Down Life’s: The Dewey Cox Story. The talent of star John C. Reilly is palpable. In accordance with the film’s tone, he makes a full mockery of the very archetype he is perfectly embodying. In a dizzying odyssey through the musical evolution of rock and roll, here described as his own incidental doing, Reilly’s Cox rubs up against his stiff competition, including Buddy Holly, Elvis Presley, the Beatles, and others I haven’t really listened to…all portrayed by a gallery of actors so delightful that their very list would be a spoiler.

Rocky Road: The Dewey Cox Story. It’s honestly spooky how effectively the film replicates Oscar bait. By the time the credits roll, it really does feel like one man’s beautiful ride through life has been shared, and that some profound thing has been bestowed upon the audience. What is this profundity?
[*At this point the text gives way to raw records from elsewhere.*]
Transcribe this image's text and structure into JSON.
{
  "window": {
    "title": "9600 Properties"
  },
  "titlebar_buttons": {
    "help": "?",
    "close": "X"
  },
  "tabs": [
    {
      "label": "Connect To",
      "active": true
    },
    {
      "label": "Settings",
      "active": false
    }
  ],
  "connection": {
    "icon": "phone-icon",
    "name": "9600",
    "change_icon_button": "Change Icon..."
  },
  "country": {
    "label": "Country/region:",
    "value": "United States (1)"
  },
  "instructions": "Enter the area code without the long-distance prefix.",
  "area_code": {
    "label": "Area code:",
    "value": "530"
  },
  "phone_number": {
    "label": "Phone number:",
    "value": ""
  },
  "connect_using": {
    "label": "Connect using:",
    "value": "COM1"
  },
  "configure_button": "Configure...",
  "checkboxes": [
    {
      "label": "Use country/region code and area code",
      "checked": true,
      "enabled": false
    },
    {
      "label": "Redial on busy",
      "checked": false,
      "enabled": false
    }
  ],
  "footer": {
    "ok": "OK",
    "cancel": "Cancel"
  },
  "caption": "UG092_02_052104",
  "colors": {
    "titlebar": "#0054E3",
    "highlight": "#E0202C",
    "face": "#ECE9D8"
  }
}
Don’t worry, they repeatedly say what it is during several scenes.

Better than most of the movies it makes fun of.